Q. How does the Lord’s Supper remind you and assure you that you share in Christ’s one sacrifice on the cross and in all his gifts?

A. In this way:

Christ has commanded me and all believers to eat this broken bread and to drink this cup. With this command he gave this promise:1

First, as surely as I see with my eyes the bread of the Lord broken for me and the cup given to me, so surely his body was offered and broken for me and his blood poured out for me on the cross.

 Second, as surely as I receive from the hand of the one who serves, and taste with my mouth the bread and cup of the Lord, given me as sure signs of Christ’s body and blood, so surely he nourishes and refreshes my soul with his crucified body and poured-out blood.

1 Matt. 26:26-28; Mark 14:22-24; Luke 22:19-20; 1 Cor. 11:23-25

In the Belgic Confession we find a great description of the Purpose of the Sacraments:

Article 33

The Sacraments
We believe that our good God,
mindful of our crudeness and weakness,
has ordained sacraments for us to seal his promises in us, to pledge his good will and grace toward us, and also to nourish and sustain our faith.

He has added these to the Word of the gospel
to represent better to our external senses
both what he enables us to understand by his Word
and what he does inwardly in our hearts, confirming in us the salvation he imparts to us.

For they are visible signs and seals
of something internal and invisible, by means of which God works in us through the power of the Holy Spirit.

So they are not empty and hollow signs
to fool and deceive us, for their truth is Jesus Christ, without whom they would be nothing.

Article 35

The Sacrament of the Lord’s Supper
We believe and confess
that our Savior Jesus Christ
has ordained and instituted the sacrament of the Holy Supper
to nourish and sustain those
who are already born again and ingrafted

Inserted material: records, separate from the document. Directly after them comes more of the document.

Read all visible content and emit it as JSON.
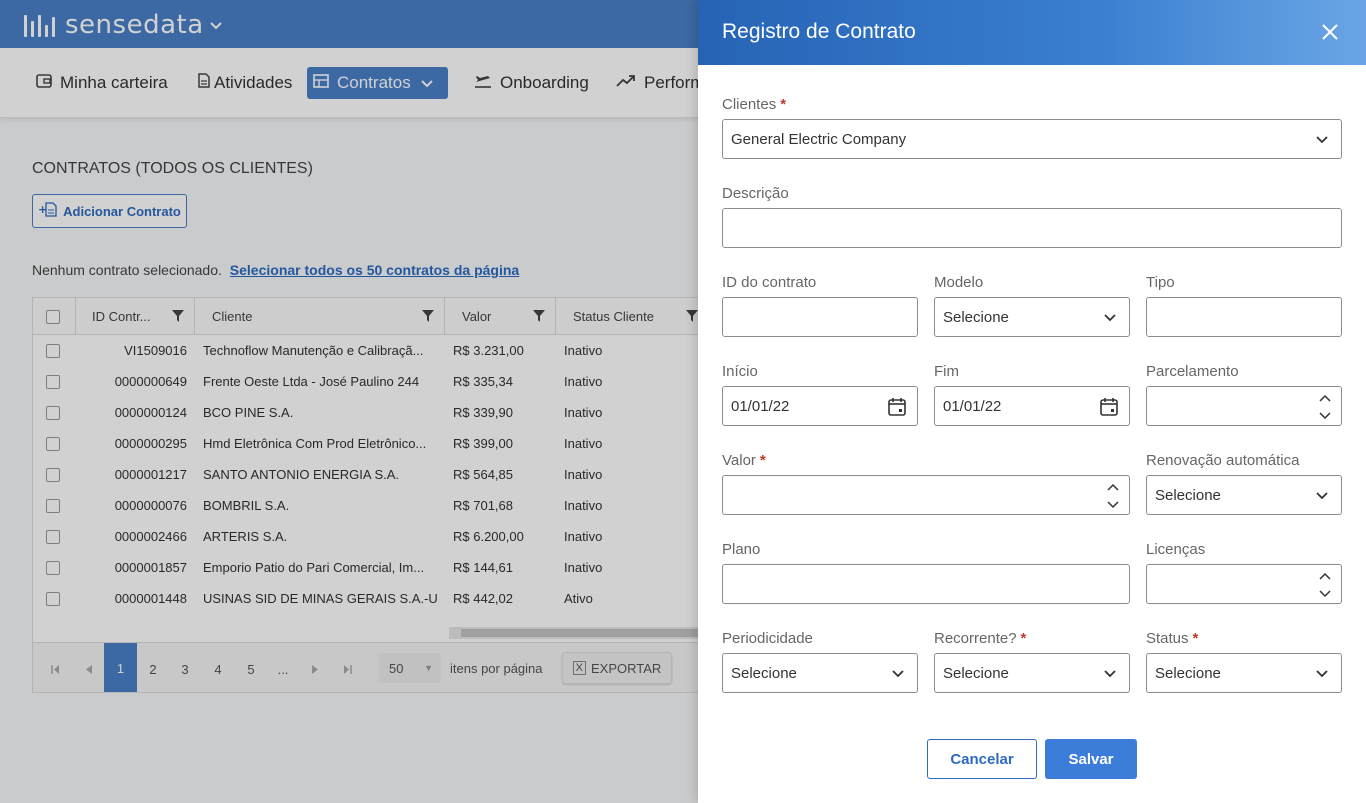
{
  "brand": {
    "name": "sensedata"
  },
  "nav": {
    "items": [
      {
        "label": "Minha carteira",
        "icon": "wallet-icon"
      },
      {
        "label": "Atividades",
        "icon": "document-icon"
      },
      {
        "label": "Contratos",
        "icon": "table-icon",
        "active": true
      },
      {
        "label": "Onboarding",
        "icon": "plane-icon"
      },
      {
        "label": "Perform",
        "icon": "trend-icon"
      }
    ]
  },
  "page": {
    "title": "CONTRATOS (TODOS OS CLIENTES)",
    "add_button": "Adicionar Contrato",
    "selection_text": "Nenhum contrato selecionado.",
    "select_all_link": "Selecionar todos os 50 contratos da página"
  },
  "grid": {
    "columns": [
      "ID Contr...",
      "Cliente",
      "Valor",
      "Status Cliente"
    ],
    "rows": [
      {
        "id": "VI1509016",
        "cliente": "Technoflow Manutenção e Calibraçã...",
        "valor": "R$ 3.231,00",
        "status": "Inativo"
      },
      {
        "id": "0000000649",
        "cliente": "Frente Oeste Ltda - José Paulino 244",
        "valor": "R$ 335,34",
        "status": "Inativo"
      },
      {
        "id": "0000000124",
        "cliente": "BCO PINE S.A.",
        "valor": "R$ 339,90",
        "status": "Inativo"
      },
      {
        "id": "0000000295",
        "cliente": "Hmd Eletrônica Com Prod Eletrônico...",
        "valor": "R$ 399,00",
        "status": "Inativo"
      },
      {
        "id": "0000001217",
        "cliente": "SANTO ANTONIO ENERGIA S.A.",
        "valor": "R$ 564,85",
        "status": "Inativo"
      },
      {
        "id": "0000000076",
        "cliente": "BOMBRIL S.A.",
        "valor": "R$ 701,68",
        "status": "Inativo"
      },
      {
        "id": "0000002466",
        "cliente": "ARTERIS S.A.",
        "valor": "R$ 6.200,00",
        "status": "Inativo"
      },
      {
        "id": "0000001857",
        "cliente": "Emporio Patio do Pari Comercial, Im...",
        "valor": "R$ 144,61",
        "status": "Inativo"
      },
      {
        "id": "0000001448",
        "cliente": "USINAS SID DE MINAS GERAIS S.A.-U...",
        "valor": "R$ 442,02",
        "status": "Ativo"
      }
    ],
    "pager": {
      "pages": [
        "1",
        "2",
        "3",
        "4",
        "5",
        "..."
      ],
      "current_page": "1",
      "per_page": "50",
      "per_page_label": "itens por página",
      "export_label": "EXPORTAR"
    }
  },
  "drawer": {
    "title": "Registro de Contrato",
    "fields": {
      "clientes": {
        "label": "Clientes",
        "value": "General Electric Company"
      },
      "descricao": {
        "label": "Descrição",
        "value": ""
      },
      "id_contrato": {
        "label": "ID do contrato",
        "value": ""
      },
      "modelo": {
        "label": "Modelo",
        "value": "Selecione"
      },
      "tipo": {
        "label": "Tipo",
        "value": ""
      },
      "inicio": {
        "label": "Início",
        "value": "01/01/22"
      },
      "fim": {
        "label": "Fim",
        "value": "01/01/22"
      },
      "parcelamento": {
        "label": "Parcelamento",
        "value": ""
      },
      "valor": {
        "label": "Valor",
        "value": ""
      },
      "renovacao": {
        "label": "Renovação automática",
        "value": "Selecione"
      },
      "plano": {
        "label": "Plano",
        "value": ""
      },
      "licencas": {
        "label": "Licenças",
        "value": ""
      },
      "periodicidade": {
        "label": "Periodicidade",
        "value": "Selecione"
      },
      "recorrente": {
        "label": "Recorrente?",
        "value": "Selecione"
      },
      "status": {
        "label": "Status",
        "value": "Selecione"
      }
    },
    "required_mark": "*",
    "cancel_label": "Cancelar",
    "save_label": "Salvar"
  },
  "colors": {
    "primary": "#4a7fc9",
    "header_gradient_start": "#2663b5",
    "header_gradient_end": "#6aa6e6",
    "required": "#c0392b"
  }
}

into his family:
his church…

This banquet is a spiritual table
at which Christ communicates himself to us
with all his benefits.

At that table he makes us enjoy himself

as much as the merits of his suffering and death,
as he nourishes, strengthens, and comforts

our poor, desolate souls by the eating of his flesh,

and relieves and renews them by the drinking of his blood

John Calvin expands on these understandings when he writes “let it be regarded as a settled principle that the sacraments have the same office as the Word of God: to offer and set forth Christ to us, and in him the treasures of heavenly grace.” (Inst. IV:14.17 – p1292)  Furthermore, Calvin says, “the sacraments bring the clearest promises; and they have this characteristic over and above the word because they represent them for us as painted in a picture from life” (Institutes, 4.14.5); and “It is indeed true that this same grace is offered us by the gospel, yet as in the Supper we have more ample certainty, and fuller enjoyment of it” (Short Treatise on the Holy Supper of our Lord Jesus Christ, paragraph 10).
 
 Louis Berkhof in his Systematic Theology comments on the disuse and neglect of the sacraments.  He writes, “Willful neglect of their use [the sacraments] results in spiritual impoverishment and has a destructive tendency, just as all willful and persistent disobedience to God has.” (p. 618)


So why, when John Calvin too great pains to write in 1561 –  “I have taken care to record publicly that our custom [of serving Communion 4 times per year] is defective, so that those who come after me may be able to correct it the more freely and easily.”  (Bretschneider, Corpus Reformatorum, XXXVIII, i, p. 213) do so many churches continue to neglect the practice of the the Supper?

Maybe we should recall Calvin’s words one last time as an inducement to change our practices,  “we shall perceive that the use should be more frequent than many make it: for the more infirmity presses, the more necessary is it frequently to have recourse to what may and will serve to confirm our faith, and advance us in purity of life” (A Short Treatise on the Lord’s Supper, section 29).



Advertisements

About Scott Roberts

pastor of Hope in Christ Church, Bellingham, WA
This entry was posted in Uncategorized. Bookmark the permalink.